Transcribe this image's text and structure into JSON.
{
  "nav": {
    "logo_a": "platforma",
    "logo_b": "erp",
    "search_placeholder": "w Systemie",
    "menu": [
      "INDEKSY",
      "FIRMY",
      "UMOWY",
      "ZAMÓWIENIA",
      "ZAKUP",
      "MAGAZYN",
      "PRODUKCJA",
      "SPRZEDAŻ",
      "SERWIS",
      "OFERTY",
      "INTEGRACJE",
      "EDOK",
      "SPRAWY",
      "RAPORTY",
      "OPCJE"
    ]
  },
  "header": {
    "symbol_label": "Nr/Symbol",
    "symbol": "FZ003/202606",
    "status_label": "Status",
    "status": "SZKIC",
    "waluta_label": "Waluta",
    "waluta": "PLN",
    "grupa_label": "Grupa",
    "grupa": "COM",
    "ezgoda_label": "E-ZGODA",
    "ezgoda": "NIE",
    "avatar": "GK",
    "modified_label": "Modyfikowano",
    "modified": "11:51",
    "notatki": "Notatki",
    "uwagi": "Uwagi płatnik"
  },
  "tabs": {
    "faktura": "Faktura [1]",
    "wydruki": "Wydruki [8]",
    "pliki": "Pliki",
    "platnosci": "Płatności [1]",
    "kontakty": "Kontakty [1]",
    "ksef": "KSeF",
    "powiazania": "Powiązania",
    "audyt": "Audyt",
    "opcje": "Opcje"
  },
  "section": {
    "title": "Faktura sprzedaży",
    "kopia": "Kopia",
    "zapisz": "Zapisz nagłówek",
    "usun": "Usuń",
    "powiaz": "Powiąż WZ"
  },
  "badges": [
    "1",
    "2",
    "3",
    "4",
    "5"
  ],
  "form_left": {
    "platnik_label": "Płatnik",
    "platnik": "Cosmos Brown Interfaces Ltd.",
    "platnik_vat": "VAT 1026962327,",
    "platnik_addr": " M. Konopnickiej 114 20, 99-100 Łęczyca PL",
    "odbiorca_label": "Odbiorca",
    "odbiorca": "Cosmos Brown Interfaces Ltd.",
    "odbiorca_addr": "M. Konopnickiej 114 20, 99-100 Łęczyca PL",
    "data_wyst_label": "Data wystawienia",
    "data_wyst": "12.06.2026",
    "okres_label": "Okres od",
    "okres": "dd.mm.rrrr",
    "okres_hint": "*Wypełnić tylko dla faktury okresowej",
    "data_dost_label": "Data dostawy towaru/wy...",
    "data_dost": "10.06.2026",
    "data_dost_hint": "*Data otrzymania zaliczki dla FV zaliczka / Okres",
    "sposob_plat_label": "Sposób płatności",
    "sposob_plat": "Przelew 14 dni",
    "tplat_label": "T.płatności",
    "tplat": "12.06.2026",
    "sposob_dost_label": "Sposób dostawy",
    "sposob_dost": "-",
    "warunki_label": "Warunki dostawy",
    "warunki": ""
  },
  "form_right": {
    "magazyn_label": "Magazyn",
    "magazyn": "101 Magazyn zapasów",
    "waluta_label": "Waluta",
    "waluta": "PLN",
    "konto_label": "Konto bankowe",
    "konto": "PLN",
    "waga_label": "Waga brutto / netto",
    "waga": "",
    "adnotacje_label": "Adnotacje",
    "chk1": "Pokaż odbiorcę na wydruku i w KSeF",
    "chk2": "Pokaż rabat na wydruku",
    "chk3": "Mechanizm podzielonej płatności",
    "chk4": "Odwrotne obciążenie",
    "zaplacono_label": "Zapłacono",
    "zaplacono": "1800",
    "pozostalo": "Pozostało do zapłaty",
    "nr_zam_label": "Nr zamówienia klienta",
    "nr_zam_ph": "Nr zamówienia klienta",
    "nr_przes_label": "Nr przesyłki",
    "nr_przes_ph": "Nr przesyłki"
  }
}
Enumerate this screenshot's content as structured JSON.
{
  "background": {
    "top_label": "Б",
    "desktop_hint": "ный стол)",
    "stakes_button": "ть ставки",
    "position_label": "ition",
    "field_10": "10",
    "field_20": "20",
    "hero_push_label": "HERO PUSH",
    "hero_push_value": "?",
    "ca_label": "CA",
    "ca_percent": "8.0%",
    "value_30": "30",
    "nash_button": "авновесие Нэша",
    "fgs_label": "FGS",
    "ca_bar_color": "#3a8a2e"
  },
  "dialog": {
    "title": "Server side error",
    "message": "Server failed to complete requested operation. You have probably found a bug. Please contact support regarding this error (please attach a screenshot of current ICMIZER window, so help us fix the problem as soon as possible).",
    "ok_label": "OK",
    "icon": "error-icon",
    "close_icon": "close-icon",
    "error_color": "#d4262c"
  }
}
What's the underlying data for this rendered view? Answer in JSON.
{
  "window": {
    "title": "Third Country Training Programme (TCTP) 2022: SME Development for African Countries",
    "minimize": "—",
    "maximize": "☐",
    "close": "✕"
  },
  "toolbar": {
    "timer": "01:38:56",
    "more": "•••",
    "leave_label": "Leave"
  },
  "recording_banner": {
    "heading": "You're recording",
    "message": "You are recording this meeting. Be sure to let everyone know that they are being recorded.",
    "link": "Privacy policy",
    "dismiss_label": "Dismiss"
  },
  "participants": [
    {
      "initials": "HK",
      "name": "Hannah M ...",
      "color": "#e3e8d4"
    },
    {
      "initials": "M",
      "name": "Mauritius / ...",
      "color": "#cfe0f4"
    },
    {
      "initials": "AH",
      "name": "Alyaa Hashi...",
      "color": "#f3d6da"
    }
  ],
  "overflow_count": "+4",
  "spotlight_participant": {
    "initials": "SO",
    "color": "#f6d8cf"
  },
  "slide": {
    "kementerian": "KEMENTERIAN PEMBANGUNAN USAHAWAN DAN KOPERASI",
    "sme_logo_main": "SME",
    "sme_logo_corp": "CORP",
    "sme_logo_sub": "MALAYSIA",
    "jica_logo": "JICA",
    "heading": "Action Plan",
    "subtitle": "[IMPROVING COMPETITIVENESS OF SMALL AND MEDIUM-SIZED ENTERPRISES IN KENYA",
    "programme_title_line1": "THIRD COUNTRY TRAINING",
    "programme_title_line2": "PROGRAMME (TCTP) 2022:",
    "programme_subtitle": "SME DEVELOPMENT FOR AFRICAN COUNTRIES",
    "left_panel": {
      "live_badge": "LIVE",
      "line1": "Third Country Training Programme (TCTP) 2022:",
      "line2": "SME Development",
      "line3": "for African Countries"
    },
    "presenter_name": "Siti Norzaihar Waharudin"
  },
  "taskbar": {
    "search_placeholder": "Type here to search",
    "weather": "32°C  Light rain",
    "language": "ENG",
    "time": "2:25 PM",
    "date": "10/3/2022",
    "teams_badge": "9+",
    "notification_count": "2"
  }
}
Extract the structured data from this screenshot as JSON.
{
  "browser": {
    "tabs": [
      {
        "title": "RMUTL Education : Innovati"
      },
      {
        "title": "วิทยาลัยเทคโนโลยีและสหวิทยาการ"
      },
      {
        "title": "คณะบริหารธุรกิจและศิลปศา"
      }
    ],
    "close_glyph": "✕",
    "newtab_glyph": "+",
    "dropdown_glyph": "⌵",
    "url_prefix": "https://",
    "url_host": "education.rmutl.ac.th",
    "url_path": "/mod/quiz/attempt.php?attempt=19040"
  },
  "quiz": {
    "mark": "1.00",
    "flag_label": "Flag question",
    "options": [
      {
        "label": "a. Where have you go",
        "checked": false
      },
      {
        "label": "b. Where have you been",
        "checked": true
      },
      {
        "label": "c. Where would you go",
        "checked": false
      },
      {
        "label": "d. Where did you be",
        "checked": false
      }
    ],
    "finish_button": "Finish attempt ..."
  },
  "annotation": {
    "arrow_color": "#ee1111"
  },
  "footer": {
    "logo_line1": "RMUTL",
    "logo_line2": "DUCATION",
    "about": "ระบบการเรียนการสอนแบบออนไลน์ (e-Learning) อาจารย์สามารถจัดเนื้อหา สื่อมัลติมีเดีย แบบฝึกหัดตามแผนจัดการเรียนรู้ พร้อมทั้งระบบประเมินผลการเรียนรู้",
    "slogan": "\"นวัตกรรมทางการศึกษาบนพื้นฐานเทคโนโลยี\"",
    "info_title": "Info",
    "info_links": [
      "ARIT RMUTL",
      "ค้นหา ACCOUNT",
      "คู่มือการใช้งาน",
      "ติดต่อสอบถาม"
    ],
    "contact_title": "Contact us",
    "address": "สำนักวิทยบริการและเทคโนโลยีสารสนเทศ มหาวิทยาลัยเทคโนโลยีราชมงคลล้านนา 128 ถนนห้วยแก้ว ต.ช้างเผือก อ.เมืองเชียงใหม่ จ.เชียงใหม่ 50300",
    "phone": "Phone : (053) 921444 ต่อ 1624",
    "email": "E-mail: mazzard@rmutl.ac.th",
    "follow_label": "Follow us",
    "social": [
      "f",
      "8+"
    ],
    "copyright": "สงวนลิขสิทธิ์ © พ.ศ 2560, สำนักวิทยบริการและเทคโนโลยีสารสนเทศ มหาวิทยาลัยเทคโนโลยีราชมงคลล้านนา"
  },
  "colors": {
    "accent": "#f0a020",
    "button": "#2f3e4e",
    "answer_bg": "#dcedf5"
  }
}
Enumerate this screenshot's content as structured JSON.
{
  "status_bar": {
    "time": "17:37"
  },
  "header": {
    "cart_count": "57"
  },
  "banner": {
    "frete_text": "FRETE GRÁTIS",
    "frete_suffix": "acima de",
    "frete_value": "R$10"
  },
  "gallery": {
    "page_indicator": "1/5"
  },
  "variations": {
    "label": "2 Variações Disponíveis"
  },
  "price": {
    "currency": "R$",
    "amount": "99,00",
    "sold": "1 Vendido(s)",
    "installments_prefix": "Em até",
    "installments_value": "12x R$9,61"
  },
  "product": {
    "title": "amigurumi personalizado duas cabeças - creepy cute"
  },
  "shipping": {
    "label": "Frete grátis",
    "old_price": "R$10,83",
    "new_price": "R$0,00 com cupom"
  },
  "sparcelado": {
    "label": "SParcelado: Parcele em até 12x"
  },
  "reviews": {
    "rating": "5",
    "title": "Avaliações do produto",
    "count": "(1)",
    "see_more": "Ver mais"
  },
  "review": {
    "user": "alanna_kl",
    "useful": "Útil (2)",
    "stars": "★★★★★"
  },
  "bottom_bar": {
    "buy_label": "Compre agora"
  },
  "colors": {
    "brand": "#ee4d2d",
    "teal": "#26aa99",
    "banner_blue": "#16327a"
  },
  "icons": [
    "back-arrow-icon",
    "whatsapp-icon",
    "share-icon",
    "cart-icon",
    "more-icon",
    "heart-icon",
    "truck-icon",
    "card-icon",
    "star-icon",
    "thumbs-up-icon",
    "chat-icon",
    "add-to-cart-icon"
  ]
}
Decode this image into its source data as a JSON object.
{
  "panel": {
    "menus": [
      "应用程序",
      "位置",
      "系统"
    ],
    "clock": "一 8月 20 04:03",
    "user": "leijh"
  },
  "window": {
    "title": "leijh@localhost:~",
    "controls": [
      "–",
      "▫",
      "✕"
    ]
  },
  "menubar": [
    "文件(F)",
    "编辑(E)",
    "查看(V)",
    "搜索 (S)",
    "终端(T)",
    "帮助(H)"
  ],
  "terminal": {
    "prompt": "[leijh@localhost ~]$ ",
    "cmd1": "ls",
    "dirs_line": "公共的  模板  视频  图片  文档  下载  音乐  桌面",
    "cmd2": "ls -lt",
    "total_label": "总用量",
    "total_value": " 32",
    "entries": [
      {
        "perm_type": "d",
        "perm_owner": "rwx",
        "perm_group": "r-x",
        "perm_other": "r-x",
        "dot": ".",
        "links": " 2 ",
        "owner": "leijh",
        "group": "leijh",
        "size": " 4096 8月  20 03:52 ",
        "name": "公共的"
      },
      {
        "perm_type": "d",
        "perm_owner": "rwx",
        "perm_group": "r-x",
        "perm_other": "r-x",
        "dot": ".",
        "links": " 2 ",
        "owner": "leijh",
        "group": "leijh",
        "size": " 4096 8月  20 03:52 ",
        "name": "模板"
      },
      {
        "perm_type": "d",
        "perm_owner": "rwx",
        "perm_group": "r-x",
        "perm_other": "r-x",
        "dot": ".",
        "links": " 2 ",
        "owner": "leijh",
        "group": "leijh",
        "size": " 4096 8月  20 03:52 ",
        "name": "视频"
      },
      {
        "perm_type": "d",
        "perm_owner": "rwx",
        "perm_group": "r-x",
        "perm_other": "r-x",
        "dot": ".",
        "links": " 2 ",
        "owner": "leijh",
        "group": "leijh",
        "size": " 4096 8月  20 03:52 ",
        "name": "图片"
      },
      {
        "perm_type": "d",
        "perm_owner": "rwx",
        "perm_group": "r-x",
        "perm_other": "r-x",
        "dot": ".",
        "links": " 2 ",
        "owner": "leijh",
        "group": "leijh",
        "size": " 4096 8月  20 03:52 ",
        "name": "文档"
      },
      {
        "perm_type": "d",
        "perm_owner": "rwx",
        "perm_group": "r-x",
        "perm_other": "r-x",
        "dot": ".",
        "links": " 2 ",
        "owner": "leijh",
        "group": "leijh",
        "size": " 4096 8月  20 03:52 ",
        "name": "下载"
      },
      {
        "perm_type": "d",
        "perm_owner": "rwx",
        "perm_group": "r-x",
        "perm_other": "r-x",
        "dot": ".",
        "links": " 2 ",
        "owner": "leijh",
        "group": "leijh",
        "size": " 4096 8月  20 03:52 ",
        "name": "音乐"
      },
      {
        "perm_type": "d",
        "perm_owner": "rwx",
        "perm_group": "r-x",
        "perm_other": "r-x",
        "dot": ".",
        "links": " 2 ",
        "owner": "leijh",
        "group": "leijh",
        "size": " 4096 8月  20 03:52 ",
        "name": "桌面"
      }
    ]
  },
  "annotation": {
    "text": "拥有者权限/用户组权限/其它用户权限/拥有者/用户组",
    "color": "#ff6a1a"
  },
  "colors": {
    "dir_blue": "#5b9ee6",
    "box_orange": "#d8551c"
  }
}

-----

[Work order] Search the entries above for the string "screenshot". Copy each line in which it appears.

[Response]
Enumerate this screenshot's content as structured JSON.
    "message": "Server failed to complete requested operation. You have probably found a bug. Please contact support regarding this error (please attach a screenshot of current ICMIZER window, so help us fix the problem as soon as possible).",
Extract the structured data from this screenshot as JSON.
Enumerate this screenshot's content as structured JSON.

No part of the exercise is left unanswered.